I got wrangled into a group of fellow photographers who were working on improving their skills. Let's be clear: Anytime you shoot, you can learn. One of the things I wanted to emphasize from this shoot was working through the process.
When I trained in jiu jitsu, I learned that, "The slower you go, the more you learn." I want to go thorugh how I think you can really develop the decision process for choosing exposure when using flash photography.
Step 1: Determine How Much You Want to See in Your Image
The first question I like to start with is looking at the scene and determining what I want in focus and my focal length.
An example would be a portrait of a single person. Do you want to see the background? Is the background terrible, so you want to blur it out? Are there a bunch of lights that you want to have as Bokeh balls?
If you want to get more of the background, select an aperture at f/8 to f/16. If you want to get some background but separate the subject, select an aperture f/4 to f/6.3. If you’d like to to really blur the background, go less than f/4.
Step 2: Determine How Bright You Want Your Background
Alright, so how do you want it? Pitch black? Bright? Do you want to emphasize the objects in the background? Do you want to hide something unsightly?
Your two main devices for changing this, without affecting your pre-decided aperture are: ISO and Shutter. I want to emphasize that you’re going to use shutter after you get your ISO keyed in.
Step 3: Setting Your Flash
The goal (at least for me) with any flash photography is having it match the ambient exposure. Matching ambient exposure isn't just about matching the brightness, but also about matching the direction and relative size of the light hitting the subject.
For this shot, it's very subtle, but we already saw a soft light hitting out subject from "camera left" so we added some brightness to that side by pointing a flash through a piece of diffusion material (a scrim from a 5-in-1 reflector.
Step 4: Tighten Up the Shot
The last step requires you to ask yourself two questions: 1. What do I hate about this shot? 2. What do I love about this shot? For the shots above, I started noticing that my focus was missing and that the images weren't giving me a flat line across the railing and that I needed to fix them.

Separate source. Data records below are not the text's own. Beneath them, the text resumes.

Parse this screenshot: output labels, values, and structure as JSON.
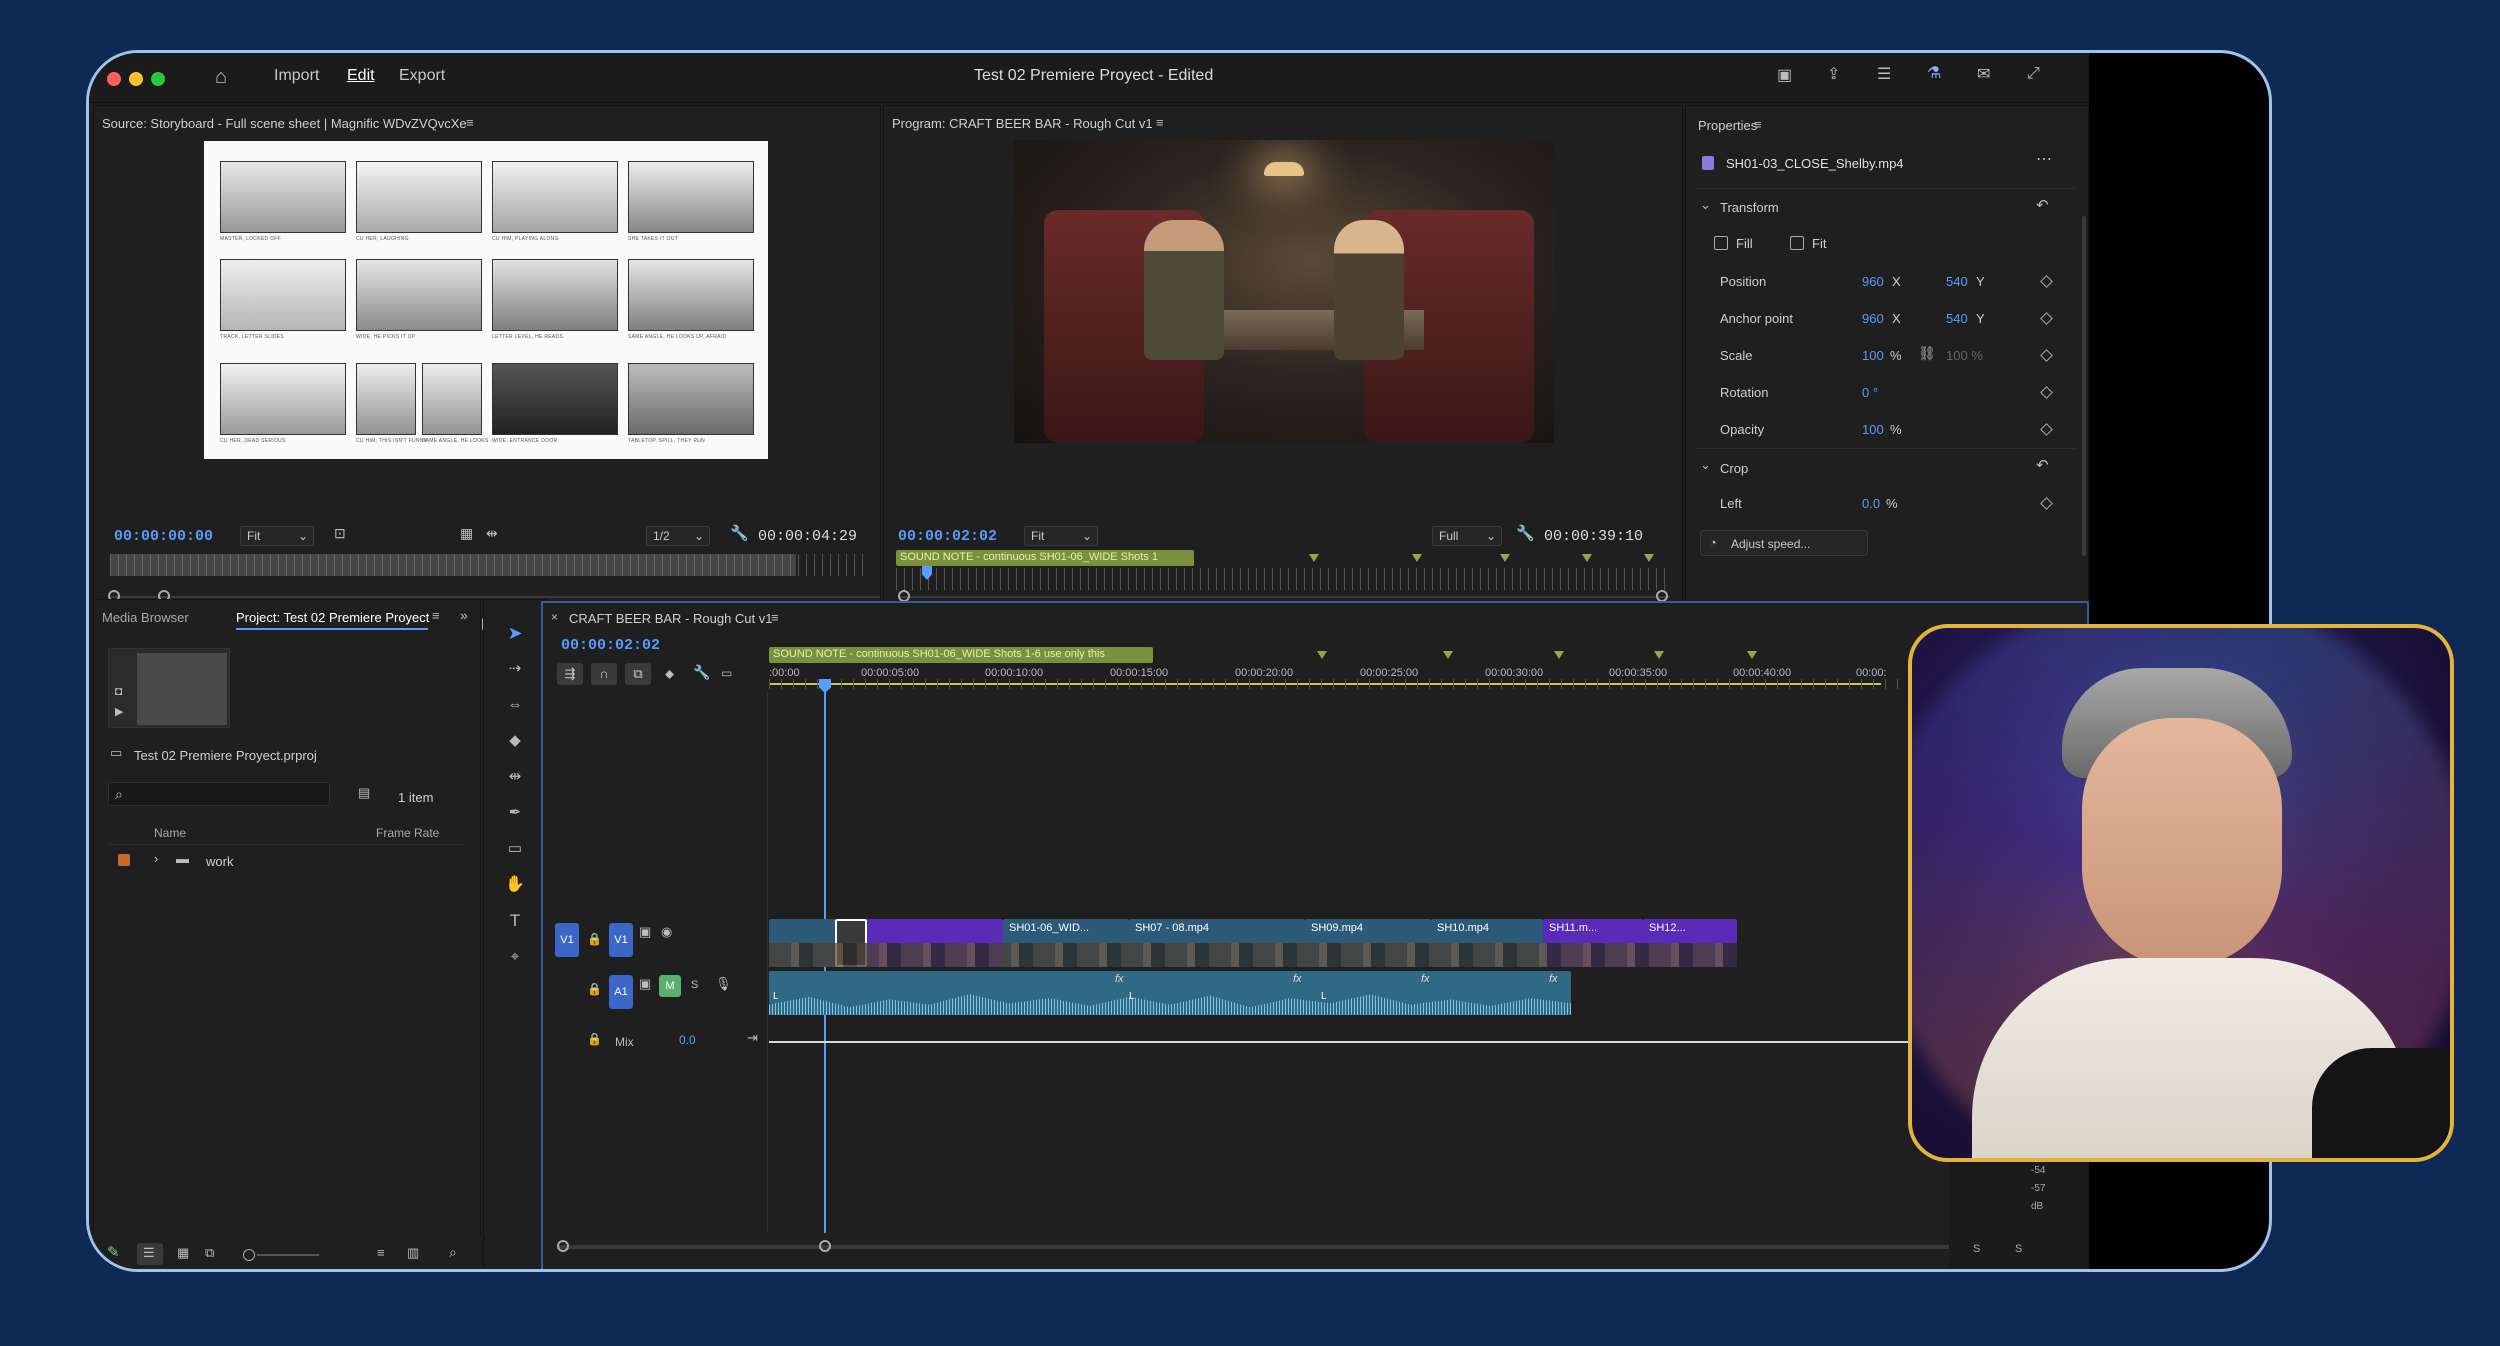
{
  "app": {
    "menu": {
      "import": "Import",
      "edit": "Edit",
      "export": "Export"
    },
    "title": "Test 02 Premiere Proyect - Edited"
  },
  "source": {
    "title": "Source: Storyboard - Full scene sheet | Magnific WDvZVQvcXe",
    "timecode": "00:00:00:00",
    "zoom": "Fit",
    "resolution": "1/2",
    "duration": "00:00:04:29",
    "captions": [
      "MASTER, LOCKED OFF",
      "CU HER, LAUGHING",
      "CU HIM, PLAYING ALONG",
      "SHE TAKES IT OUT",
      "TRACK, LETTER SLIDES",
      "WIDE, HE PICKS IT UP",
      "LETTER LEVEL, HE READS",
      "SAME ANGLE, HE LOOKS UP, AFRAID",
      "CU HER, DEAD SERIOUS",
      "CU HIM, THIS ISN'T FUNNY",
      "SAME ANGLE, HE LOOKS",
      "WIDE, ENTRANCE DOOR",
      "TABLETOP, SPILL, THEY RUN"
    ]
  },
  "program": {
    "title": "Program: CRAFT BEER BAR - Rough Cut v1",
    "timecode": "00:00:02:02",
    "zoom": "Fit",
    "resolution": "Full",
    "duration": "00:00:39:10",
    "marker_label": "SOUND NOTE - continuous SH01-06_WIDE Shots 1"
  },
  "properties": {
    "title": "Properties",
    "clip": "SH01-03_CLOSE_Shelby.mp4",
    "transform": "Transform",
    "fill": "Fill",
    "fit": "Fit",
    "position": {
      "label": "Position",
      "x": "960",
      "x_unit": "X",
      "y": "540",
      "y_unit": "Y"
    },
    "anchor": {
      "label": "Anchor point",
      "x": "960",
      "x_unit": "X",
      "y": "540",
      "y_unit": "Y"
    },
    "scale": {
      "label": "Scale",
      "value": "100",
      "unit": "%",
      "value2": "100 %"
    },
    "rotation": {
      "label": "Rotation",
      "value": "0 °"
    },
    "opacity": {
      "label": "Opacity",
      "value": "100",
      "unit": "%"
    },
    "crop": "Crop",
    "left": {
      "label": "Left",
      "value": "0.0",
      "unit": "%"
    },
    "adjust_speed": "Adjust speed..."
  },
  "project": {
    "tab_media": "Media Browser",
    "tab_project": "Project: Test 02 Premiere Proyect",
    "file": "Test 02 Premiere Proyect.prproj",
    "count": "1 item",
    "col_name": "Name",
    "col_rate": "Frame Rate",
    "folder": "work"
  },
  "timeline": {
    "title": "CRAFT BEER BAR - Rough Cut v1",
    "timecode": "00:00:02:02",
    "marker_label": "SOUND NOTE - continuous SH01-06_WIDE Shots 1-6 use only this",
    "ticks": [
      ":00:00",
      "00:00:05:00",
      "00:00:10:00",
      "00:00:15:00",
      "00:00:20:00",
      "00:00:25:00",
      "00:00:30:00",
      "00:00:35:00",
      "00:00:40:00",
      "00:00:"
    ],
    "v1": "V1",
    "a1": "A1",
    "m": "M",
    "s": "S",
    "mix": "Mix",
    "mix_val": "0.0",
    "clips": [
      "SH01-06_WID...",
      "SH07 - 08.mp4",
      "SH09.mp4",
      "SH10.mp4",
      "SH11.m...",
      "SH12..."
    ],
    "fx": "fx",
    "l": "L"
  },
  "meter": {
    "labels": [
      "-54",
      "-57",
      "dB"
    ],
    "s1": "S",
    "s2": "S"
  }
}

Being critical of your images isn't about being negative, but it's about making sure that the details are correct. In a world where anyone can use and have a DSLR and pretty good lenses, it's important to remember that great photography is a game of inches, and not a game of yards. It's important to note little details like the expression or a little leak of light. Sometimes you can correct those things on set and other times you need to correct them in post-production. Being mindful on-set can save you hours of work afterwards.

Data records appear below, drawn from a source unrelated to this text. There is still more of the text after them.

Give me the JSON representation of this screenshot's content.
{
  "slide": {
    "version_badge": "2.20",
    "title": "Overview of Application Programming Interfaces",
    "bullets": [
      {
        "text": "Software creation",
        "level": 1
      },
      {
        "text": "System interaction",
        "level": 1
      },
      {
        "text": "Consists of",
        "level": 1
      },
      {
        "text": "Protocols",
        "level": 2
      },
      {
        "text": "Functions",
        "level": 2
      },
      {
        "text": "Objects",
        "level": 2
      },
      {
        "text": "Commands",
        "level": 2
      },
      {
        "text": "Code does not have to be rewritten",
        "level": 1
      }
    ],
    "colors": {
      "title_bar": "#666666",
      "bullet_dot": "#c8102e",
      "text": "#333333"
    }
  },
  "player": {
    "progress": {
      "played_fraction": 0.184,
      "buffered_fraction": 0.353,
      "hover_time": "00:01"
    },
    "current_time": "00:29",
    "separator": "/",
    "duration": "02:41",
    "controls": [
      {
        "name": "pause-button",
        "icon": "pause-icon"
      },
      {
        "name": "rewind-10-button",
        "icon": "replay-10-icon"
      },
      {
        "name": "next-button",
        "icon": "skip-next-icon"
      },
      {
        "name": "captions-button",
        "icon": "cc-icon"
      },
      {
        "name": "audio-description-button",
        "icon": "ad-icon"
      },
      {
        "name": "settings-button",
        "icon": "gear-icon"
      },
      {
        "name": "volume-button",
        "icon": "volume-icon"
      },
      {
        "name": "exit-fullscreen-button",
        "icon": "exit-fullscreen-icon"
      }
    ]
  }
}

A lot of people can take pictures, but not many can make images by problem solving these issues quickly and efficiently. When you choose to hire a professional, it's important to know whether they can handle any situation that comes at them.
If you're looking for a portrait photographer in the Tampa Bay area, please consider calling me to discuss how I can make great images for you.